TASK DIRECTIONS: The required output is every record, written out exactly.

*** DATA UNDER STUDY ***

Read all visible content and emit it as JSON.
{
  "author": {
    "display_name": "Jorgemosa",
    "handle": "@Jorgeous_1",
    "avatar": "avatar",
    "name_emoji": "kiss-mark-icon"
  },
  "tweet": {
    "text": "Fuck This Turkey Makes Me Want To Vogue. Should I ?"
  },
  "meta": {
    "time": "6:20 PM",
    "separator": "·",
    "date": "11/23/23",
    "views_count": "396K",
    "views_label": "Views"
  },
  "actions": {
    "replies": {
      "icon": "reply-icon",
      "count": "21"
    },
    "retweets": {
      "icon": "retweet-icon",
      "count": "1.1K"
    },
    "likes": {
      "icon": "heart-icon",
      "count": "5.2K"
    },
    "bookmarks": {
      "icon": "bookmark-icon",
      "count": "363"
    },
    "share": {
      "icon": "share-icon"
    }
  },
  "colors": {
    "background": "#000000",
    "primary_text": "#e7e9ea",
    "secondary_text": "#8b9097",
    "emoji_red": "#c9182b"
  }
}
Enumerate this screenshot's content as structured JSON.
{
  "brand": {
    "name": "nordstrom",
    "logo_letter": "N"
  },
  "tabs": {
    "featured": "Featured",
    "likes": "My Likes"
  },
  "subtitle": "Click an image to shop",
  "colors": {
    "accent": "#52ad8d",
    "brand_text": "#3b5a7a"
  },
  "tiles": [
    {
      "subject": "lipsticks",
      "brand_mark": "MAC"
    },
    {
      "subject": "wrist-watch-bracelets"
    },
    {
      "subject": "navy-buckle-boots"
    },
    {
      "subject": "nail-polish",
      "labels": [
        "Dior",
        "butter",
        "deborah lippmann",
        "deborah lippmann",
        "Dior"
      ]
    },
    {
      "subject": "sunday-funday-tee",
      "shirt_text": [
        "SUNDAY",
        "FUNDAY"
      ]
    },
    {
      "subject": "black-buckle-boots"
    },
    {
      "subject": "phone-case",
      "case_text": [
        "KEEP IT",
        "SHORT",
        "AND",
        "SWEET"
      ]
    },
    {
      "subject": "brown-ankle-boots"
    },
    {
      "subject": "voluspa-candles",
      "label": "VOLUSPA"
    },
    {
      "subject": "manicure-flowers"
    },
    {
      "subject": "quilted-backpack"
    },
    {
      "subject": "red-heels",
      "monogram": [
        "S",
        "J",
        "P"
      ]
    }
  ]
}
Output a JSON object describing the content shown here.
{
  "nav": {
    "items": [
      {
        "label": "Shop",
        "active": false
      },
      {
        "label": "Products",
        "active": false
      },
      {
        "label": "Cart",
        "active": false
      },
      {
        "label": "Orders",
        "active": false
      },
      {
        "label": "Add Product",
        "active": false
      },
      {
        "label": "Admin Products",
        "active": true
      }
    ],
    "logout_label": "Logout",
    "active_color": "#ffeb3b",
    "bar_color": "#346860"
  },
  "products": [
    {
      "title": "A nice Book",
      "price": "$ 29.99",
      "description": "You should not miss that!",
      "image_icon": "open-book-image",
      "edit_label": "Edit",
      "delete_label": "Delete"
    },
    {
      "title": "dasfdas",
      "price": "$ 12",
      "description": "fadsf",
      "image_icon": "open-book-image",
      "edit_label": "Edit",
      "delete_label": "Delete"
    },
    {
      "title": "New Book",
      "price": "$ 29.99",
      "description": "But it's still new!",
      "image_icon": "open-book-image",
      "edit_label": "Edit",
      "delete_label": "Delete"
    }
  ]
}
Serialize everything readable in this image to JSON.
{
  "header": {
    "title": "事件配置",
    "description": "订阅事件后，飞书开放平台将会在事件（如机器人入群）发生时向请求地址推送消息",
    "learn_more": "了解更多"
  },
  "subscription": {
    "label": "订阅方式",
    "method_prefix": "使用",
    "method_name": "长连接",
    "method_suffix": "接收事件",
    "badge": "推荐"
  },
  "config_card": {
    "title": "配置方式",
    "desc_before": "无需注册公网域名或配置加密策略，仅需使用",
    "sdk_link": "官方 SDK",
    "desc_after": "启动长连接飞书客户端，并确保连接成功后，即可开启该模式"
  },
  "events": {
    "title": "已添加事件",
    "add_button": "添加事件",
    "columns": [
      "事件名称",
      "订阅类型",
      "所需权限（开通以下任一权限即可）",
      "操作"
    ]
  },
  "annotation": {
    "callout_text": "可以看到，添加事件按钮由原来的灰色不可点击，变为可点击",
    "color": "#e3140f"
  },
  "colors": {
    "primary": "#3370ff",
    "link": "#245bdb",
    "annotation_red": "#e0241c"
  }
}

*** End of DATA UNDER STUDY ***

ANSWER BELOW:
Read all visible content and emit it as JSON.
{
  "author": {
    "display_name": "Jorgemosa",
    "handle": "@Jorgeous_1",
    "avatar": "avatar",
    "name_emoji": "kiss-mark-icon"
  },
  "tweet": {
    "text": "Fuck This Turkey Makes Me Want To Vogue. Should I ?"
  },
  "meta": {
    "time": "6:20 PM",
    "separator": "·",
    "date": "11/23/23",
    "views_count": "396K",
    "views_label": "Views"
  },
  "actions": {
    "replies": {
      "icon": "reply-icon",
      "count": "21"
    },
    "retweets": {
      "icon": "retweet-icon",
      "count": "1.1K"
    },
    "likes": {
      "icon": "heart-icon",
      "count": "5.2K"
    },
    "bookmarks": {
      "icon": "bookmark-icon",
      "count": "363"
    },
    "share": {
      "icon": "share-icon"
    }
  },
  "colors": {
    "background": "#000000",
    "primary_text": "#e7e9ea",
    "secondary_text": "#8b9097",
    "emoji_red": "#c9182b"
  }
}
Enumerate this screenshot's content as structured JSON.
{
  "brand": {
    "name": "nordstrom",
    "logo_letter": "N"
  },
  "tabs": {
    "featured": "Featured",
    "likes": "My Likes"
  },
  "subtitle": "Click an image to shop",
  "colors": {
    "accent": "#52ad8d",
    "brand_text": "#3b5a7a"
  },
  "tiles": [
    {
      "subject": "lipsticks",
      "brand_mark": "MAC"
    },
    {
      "subject": "wrist-watch-bracelets"
    },
    {
      "subject": "navy-buckle-boots"
    },
    {
      "subject": "nail-polish",
      "labels": [
        "Dior",
        "butter",
        "deborah lippmann",
        "deborah lippmann",
        "Dior"
      ]
    },
    {
      "subject": "sunday-funday-tee",
      "shirt_text": [
        "SUNDAY",
        "FUNDAY"
      ]
    },
    {
      "subject": "black-buckle-boots"
    },
    {
      "subject": "phone-case",
      "case_text": [
        "KEEP IT",
        "SHORT",
        "AND",
        "SWEET"
      ]
    },
    {
      "subject": "brown-ankle-boots"
    },
    {
      "subject": "voluspa-candles",
      "label": "VOLUSPA"
    },
    {
      "subject": "manicure-flowers"
    },
    {
      "subject": "quilted-backpack"
    },
    {
      "subject": "red-heels",
      "monogram": [
        "S",
        "J",
        "P"
      ]
    }
  ]
}
Output a JSON object describing the content shown here.
{
  "nav": {
    "items": [
      {
        "label": "Shop",
        "active": false
      },
      {
        "label": "Products",
        "active": false
      },
      {
        "label": "Cart",
        "active": false
      },
      {
        "label": "Orders",
        "active": false
      },
      {
        "label": "Add Product",
        "active": false
      },
      {
        "label": "Admin Products",
        "active": true
      }
    ],
    "logout_label": "Logout",
    "active_color": "#ffeb3b",
    "bar_color": "#346860"
  },
  "products": [
    {
      "title": "A nice Book",
      "price": "$ 29.99",
      "description": "You should not miss that!",
      "image_icon": "open-book-image",
      "edit_label": "Edit",
      "delete_label": "Delete"
    },
    {
      "title": "dasfdas",
      "price": "$ 12",
      "description": "fadsf",
      "image_icon": "open-book-image",
      "edit_label": "Edit",
      "delete_label": "Delete"
    },
    {
      "title": "New Book",
      "price": "$ 29.99",
      "description": "But it's still new!",
      "image_icon": "open-book-image",
      "edit_label": "Edit",
      "delete_label": "Delete"
    }
  ]
}
Serialize everything readable in this image to JSON.
{
  "header": {
    "title": "事件配置",
    "description": "订阅事件后，飞书开放平台将会在事件（如机器人入群）发生时向请求地址推送消息",
    "learn_more": "了解更多"
  },
  "subscription": {
    "label": "订阅方式",
    "method_prefix": "使用",
    "method_name": "长连接",
    "method_suffix": "接收事件",
    "badge": "推荐"
  },
  "config_card": {
    "title": "配置方式",
    "desc_before": "无需注册公网域名或配置加密策略，仅需使用",
    "sdk_link": "官方 SDK",
    "desc_after": "启动长连接飞书客户端，并确保连接成功后，即可开启该模式"
  },
  "events": {
    "title": "已添加事件",
    "add_button": "添加事件",
    "columns": [
      "事件名称",
      "订阅类型",
      "所需权限（开通以下任一权限即可）",
      "操作"
    ]
  },
  "annotation": {
    "callout_text": "可以看到，添加事件按钮由原来的灰色不可点击，变为可点击",
    "color": "#e3140f"
  },
  "colors": {
    "primary": "#3370ff",
    "link": "#245bdb",
    "annotation_red": "#e0241c"
  }
}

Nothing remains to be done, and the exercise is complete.